**Records from a data collection:**

--- START ---

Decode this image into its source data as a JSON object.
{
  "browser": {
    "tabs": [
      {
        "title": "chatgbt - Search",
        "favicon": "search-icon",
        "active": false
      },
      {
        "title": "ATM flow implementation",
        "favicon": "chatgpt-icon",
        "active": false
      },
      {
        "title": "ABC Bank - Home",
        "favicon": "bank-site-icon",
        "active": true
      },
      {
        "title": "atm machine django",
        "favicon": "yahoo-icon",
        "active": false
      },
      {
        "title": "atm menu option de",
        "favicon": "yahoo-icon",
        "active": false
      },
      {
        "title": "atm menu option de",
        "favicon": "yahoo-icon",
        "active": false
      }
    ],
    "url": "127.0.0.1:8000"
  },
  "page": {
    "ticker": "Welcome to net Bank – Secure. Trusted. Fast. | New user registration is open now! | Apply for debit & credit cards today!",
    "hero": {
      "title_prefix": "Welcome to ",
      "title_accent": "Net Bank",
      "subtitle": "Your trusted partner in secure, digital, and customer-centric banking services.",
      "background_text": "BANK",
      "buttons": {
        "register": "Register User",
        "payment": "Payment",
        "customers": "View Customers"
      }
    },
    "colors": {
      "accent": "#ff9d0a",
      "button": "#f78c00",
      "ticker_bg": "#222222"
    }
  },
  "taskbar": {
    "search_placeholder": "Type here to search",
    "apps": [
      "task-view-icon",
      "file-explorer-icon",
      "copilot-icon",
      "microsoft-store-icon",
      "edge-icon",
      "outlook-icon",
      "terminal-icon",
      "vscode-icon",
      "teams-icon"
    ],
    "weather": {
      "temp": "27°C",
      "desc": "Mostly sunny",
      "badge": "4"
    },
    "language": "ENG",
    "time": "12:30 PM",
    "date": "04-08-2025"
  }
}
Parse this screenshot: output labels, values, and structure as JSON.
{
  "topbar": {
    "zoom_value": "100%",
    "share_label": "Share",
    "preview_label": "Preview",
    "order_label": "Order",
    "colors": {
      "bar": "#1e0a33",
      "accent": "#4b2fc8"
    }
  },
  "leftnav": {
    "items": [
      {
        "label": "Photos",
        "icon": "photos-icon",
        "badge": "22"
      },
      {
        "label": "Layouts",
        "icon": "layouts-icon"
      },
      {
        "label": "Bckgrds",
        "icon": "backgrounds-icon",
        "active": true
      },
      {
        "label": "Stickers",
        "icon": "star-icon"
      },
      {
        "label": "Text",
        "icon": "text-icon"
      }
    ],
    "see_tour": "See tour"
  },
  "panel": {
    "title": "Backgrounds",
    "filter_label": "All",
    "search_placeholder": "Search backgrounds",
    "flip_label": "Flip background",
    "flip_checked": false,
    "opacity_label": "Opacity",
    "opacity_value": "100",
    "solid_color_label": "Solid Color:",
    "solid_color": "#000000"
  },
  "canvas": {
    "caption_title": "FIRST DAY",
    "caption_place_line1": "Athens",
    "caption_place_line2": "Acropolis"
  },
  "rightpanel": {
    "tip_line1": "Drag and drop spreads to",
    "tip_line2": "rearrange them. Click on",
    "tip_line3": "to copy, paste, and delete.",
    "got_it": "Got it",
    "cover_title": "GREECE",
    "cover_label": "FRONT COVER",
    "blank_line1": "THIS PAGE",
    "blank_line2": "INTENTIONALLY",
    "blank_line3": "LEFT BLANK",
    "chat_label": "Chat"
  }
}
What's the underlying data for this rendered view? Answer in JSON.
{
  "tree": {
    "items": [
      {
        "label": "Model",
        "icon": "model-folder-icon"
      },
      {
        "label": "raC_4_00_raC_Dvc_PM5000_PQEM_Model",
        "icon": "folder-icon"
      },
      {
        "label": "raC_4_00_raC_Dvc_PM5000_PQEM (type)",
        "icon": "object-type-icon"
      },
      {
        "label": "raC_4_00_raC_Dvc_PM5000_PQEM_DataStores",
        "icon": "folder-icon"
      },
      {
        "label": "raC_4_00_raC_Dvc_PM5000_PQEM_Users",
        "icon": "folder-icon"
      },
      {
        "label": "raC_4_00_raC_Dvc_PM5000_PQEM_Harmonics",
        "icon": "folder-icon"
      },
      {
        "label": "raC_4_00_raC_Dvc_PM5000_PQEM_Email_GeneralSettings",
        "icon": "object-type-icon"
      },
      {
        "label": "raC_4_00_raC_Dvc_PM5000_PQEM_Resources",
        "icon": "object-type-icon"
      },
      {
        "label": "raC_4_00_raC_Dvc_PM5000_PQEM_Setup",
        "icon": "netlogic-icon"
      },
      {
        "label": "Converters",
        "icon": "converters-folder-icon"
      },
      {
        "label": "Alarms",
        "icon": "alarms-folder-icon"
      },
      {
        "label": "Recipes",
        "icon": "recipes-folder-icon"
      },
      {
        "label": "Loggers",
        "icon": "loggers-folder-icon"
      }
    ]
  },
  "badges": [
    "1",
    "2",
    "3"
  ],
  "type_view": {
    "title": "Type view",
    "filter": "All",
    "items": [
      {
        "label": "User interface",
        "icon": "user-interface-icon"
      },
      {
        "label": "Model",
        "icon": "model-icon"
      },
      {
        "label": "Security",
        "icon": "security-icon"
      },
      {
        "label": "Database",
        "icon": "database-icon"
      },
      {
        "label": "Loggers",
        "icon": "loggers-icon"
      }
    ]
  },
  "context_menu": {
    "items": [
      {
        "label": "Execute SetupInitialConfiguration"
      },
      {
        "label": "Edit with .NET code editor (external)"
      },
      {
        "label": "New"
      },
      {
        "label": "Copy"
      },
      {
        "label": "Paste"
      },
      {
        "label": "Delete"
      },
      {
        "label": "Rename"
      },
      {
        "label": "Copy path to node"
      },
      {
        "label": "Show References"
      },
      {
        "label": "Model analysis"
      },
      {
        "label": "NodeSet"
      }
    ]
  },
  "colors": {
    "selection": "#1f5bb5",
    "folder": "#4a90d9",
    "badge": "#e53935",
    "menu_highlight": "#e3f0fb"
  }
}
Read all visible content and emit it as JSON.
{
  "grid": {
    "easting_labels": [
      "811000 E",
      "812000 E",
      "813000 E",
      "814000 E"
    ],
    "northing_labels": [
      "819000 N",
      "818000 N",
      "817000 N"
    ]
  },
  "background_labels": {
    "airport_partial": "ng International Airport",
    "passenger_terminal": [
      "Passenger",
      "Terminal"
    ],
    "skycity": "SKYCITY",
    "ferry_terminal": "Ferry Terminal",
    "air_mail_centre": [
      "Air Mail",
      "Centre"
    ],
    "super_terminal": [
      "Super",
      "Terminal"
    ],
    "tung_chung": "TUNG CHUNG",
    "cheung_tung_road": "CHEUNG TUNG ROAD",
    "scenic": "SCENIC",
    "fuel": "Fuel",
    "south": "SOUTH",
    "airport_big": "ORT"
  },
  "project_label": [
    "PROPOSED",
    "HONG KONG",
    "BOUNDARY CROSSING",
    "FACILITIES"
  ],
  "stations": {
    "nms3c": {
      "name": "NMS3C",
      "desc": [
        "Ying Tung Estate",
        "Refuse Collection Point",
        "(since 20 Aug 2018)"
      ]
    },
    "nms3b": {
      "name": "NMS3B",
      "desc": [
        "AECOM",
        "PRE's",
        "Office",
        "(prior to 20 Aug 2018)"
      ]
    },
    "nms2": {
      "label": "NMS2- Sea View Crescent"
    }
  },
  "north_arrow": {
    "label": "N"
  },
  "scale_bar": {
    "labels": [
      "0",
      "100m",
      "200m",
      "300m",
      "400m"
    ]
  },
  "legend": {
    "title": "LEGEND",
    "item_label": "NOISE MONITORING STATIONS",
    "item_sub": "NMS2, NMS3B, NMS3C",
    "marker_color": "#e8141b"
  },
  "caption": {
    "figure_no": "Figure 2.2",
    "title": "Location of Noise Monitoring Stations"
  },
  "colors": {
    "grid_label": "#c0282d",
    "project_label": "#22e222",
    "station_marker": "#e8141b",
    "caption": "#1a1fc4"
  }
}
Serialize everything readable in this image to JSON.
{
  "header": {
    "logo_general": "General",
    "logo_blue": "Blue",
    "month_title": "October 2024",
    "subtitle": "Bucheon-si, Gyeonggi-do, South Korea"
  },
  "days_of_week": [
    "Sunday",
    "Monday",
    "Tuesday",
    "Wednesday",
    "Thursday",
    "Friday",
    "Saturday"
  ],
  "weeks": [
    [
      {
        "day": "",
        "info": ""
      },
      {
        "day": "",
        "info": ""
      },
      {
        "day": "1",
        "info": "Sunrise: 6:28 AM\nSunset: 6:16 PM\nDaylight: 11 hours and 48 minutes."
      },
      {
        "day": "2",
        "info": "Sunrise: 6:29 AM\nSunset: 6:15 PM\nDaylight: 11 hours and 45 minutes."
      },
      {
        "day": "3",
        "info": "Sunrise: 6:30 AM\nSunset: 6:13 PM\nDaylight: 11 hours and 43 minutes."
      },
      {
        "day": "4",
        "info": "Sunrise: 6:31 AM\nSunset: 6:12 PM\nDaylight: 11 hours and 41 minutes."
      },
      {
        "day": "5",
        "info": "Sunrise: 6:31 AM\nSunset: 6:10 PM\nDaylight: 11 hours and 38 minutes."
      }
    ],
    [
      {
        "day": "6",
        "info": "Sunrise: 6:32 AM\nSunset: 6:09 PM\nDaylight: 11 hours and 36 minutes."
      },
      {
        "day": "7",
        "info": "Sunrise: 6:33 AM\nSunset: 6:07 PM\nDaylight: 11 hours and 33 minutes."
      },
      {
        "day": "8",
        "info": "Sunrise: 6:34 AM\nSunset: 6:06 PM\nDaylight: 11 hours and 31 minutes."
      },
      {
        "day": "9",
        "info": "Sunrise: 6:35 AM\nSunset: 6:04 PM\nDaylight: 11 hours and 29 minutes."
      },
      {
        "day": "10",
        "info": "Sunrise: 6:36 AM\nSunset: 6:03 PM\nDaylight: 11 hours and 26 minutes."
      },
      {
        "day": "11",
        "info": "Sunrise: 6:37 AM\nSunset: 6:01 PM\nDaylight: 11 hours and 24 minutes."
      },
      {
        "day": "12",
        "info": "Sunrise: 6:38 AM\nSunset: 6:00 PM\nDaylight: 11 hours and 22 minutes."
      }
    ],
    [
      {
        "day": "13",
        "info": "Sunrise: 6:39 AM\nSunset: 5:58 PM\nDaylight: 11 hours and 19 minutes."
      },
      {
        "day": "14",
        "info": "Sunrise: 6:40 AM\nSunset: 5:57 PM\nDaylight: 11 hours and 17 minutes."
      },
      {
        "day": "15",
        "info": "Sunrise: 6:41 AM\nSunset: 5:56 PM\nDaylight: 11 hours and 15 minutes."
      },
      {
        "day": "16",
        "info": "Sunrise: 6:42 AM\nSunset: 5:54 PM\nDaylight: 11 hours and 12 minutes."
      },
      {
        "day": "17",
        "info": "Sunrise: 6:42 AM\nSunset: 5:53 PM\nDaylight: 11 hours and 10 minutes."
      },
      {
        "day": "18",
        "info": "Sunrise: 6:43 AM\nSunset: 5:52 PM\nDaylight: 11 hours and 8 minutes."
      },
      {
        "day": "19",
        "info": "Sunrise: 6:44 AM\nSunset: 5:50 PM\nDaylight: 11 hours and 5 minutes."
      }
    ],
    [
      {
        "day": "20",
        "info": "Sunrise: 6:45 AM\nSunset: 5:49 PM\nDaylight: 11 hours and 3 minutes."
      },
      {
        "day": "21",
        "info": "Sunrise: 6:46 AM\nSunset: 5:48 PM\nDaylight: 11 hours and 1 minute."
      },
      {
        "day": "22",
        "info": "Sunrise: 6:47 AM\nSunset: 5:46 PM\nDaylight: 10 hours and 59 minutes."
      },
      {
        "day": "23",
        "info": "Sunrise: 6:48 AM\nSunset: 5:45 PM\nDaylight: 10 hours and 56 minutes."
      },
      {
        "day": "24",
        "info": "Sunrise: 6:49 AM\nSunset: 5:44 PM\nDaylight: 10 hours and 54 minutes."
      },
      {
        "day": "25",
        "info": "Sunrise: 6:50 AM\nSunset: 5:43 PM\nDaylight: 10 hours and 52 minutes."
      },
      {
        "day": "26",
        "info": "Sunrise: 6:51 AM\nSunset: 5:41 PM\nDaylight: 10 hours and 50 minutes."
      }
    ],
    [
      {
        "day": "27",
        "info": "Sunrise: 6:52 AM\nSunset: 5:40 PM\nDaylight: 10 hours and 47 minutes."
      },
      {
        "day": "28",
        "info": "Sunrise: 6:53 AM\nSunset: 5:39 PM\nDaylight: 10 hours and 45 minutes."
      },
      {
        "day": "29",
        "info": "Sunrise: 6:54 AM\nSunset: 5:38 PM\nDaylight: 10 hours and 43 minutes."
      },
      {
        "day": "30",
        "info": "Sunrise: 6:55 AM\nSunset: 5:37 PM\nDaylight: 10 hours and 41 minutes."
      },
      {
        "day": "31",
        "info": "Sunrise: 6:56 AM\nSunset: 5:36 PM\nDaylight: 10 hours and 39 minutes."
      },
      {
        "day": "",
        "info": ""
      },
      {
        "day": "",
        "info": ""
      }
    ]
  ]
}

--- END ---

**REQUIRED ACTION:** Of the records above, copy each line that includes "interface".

**REPLY:**
        "label": "User interface",
        "icon": "user-interface-icon"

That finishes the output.